## Work required
Note each line of the listing that contains the string "value", and copy it.

- Opening Delimiter -

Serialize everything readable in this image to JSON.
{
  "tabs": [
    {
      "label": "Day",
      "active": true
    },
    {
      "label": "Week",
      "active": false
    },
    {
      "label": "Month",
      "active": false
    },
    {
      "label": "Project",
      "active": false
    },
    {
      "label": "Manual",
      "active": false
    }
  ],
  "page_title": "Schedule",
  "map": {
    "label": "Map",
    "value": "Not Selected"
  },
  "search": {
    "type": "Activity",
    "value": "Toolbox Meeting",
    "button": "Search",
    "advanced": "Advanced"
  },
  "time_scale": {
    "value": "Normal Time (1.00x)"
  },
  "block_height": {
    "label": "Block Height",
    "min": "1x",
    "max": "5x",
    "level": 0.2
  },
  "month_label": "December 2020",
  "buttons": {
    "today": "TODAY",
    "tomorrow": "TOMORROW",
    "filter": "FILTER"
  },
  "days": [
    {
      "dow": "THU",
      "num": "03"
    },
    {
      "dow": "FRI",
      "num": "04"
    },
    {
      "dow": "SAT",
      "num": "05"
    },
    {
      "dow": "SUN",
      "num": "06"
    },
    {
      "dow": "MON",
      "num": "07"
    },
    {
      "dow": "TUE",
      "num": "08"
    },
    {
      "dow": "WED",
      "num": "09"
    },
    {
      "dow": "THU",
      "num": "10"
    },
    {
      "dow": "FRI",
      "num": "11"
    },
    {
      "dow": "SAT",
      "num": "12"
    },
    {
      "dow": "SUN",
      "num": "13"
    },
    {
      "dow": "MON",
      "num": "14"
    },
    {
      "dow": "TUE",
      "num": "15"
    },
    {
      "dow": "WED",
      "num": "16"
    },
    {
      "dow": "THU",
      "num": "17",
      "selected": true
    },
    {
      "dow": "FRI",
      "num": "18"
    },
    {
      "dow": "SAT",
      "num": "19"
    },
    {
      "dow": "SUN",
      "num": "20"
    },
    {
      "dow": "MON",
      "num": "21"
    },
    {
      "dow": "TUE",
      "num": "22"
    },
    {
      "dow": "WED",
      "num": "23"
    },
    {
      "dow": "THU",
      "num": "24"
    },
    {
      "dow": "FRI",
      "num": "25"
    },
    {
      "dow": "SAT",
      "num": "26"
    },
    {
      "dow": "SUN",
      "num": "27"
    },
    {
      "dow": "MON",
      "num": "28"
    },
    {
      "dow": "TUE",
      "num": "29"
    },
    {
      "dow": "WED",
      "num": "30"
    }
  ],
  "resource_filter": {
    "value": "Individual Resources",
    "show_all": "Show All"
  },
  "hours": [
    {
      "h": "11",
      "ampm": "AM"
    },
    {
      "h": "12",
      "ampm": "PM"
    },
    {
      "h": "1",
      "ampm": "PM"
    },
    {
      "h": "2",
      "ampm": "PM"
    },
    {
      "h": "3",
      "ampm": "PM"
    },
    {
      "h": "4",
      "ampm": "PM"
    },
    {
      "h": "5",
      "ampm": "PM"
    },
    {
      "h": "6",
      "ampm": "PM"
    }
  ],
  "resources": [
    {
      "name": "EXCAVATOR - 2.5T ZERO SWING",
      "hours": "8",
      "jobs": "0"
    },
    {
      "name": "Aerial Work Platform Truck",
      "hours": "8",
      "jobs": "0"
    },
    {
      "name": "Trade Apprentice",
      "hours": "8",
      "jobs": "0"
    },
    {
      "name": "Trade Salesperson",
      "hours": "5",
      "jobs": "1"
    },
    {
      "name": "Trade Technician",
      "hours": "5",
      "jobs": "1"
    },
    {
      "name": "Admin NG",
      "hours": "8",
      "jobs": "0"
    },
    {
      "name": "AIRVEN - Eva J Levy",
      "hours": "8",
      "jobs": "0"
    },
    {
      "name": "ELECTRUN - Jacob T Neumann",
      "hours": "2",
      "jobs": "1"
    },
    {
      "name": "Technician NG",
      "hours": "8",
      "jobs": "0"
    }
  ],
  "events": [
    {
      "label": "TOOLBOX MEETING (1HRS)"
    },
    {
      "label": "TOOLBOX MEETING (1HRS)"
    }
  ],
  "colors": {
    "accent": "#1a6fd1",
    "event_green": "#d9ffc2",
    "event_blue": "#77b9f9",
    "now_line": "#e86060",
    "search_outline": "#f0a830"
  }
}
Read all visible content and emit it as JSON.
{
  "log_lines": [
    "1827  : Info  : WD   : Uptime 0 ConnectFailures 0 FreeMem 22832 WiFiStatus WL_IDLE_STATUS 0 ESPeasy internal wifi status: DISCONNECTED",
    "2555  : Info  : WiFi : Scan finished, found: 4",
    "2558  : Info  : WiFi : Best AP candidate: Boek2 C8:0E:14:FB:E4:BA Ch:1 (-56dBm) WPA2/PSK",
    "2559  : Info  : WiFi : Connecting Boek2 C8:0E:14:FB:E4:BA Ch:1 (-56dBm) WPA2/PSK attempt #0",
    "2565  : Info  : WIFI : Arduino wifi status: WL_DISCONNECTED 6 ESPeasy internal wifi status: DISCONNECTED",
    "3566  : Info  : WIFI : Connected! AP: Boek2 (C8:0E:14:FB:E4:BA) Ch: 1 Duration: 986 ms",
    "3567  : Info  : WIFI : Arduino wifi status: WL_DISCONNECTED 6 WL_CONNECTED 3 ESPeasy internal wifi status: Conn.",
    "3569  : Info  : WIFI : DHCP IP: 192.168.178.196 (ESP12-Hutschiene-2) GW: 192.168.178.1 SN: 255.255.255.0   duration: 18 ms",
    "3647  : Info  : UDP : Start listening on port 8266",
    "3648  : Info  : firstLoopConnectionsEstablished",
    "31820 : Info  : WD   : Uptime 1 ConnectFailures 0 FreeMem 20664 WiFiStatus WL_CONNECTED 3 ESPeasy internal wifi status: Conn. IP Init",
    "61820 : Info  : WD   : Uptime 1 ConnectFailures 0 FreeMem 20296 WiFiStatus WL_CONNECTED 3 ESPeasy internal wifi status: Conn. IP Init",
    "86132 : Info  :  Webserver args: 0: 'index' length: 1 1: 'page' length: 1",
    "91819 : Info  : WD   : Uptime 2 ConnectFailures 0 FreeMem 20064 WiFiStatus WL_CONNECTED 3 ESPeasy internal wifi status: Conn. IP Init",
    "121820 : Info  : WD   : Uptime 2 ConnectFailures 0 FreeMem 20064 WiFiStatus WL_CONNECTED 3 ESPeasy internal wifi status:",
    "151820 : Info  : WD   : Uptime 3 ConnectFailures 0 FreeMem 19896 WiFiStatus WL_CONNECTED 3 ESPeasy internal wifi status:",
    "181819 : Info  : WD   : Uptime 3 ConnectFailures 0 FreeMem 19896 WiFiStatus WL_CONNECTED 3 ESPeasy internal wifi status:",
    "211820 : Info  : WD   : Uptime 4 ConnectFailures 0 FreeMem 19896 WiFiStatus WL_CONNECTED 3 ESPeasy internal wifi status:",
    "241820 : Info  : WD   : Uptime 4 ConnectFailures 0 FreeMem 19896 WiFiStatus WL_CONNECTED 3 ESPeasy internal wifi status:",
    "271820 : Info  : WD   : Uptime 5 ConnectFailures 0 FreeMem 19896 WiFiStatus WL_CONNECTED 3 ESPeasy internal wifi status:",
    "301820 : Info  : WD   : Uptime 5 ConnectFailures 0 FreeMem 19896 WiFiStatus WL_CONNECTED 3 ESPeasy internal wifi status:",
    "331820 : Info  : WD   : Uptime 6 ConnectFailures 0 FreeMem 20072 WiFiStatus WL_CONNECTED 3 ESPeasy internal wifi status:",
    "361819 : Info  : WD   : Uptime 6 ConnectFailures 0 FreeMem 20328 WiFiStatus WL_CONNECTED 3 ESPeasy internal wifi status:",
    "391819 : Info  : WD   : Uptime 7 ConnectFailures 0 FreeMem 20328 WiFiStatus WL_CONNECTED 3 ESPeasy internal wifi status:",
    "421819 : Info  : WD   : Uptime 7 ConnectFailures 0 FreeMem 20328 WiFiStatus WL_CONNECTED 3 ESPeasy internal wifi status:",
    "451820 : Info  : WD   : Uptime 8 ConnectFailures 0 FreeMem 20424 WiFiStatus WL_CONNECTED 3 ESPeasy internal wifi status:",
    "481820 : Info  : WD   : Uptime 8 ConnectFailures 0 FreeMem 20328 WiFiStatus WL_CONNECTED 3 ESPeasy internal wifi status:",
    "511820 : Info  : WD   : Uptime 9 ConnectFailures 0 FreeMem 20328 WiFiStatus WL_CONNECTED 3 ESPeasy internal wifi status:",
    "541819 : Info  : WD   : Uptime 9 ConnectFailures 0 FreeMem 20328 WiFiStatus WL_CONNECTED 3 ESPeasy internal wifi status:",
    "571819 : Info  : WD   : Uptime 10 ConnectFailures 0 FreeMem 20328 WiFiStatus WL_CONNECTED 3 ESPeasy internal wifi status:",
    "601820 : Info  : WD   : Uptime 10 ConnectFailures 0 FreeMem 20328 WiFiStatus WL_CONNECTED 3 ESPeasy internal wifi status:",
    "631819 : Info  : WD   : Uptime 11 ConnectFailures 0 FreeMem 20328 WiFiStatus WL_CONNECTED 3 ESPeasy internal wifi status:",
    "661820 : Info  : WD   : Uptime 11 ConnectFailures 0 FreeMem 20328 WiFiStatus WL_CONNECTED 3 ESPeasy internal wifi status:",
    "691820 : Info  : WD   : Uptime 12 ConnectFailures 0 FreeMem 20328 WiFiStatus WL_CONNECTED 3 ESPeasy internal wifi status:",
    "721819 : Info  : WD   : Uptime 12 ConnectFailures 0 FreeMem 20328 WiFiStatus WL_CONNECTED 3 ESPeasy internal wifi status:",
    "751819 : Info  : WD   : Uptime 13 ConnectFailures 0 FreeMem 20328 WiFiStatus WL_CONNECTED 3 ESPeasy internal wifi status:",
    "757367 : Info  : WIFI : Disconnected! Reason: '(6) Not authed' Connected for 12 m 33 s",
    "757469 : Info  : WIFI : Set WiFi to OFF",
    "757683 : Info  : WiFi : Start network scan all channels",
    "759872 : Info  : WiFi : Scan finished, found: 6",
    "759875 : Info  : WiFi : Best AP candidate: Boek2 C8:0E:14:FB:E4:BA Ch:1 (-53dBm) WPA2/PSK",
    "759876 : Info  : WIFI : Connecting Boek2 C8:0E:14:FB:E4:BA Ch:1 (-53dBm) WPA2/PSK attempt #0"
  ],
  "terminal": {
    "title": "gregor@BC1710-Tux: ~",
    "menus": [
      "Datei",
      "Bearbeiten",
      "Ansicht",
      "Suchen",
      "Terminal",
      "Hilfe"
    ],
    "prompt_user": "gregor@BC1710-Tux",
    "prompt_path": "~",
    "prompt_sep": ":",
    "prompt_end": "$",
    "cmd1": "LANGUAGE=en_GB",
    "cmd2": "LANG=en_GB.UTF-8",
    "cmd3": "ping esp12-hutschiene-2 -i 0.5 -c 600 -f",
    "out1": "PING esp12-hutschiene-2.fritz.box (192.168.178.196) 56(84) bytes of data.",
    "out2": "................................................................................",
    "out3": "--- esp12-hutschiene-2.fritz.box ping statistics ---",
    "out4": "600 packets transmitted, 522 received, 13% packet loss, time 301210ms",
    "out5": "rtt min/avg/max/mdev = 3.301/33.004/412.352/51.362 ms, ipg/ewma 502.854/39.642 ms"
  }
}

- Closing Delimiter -

## Reply
    "value": "Not Selected"
    "value": "Toolbox Meeting",
    "value": "Normal Time (1.00x)"
    "value": "Individual Resources",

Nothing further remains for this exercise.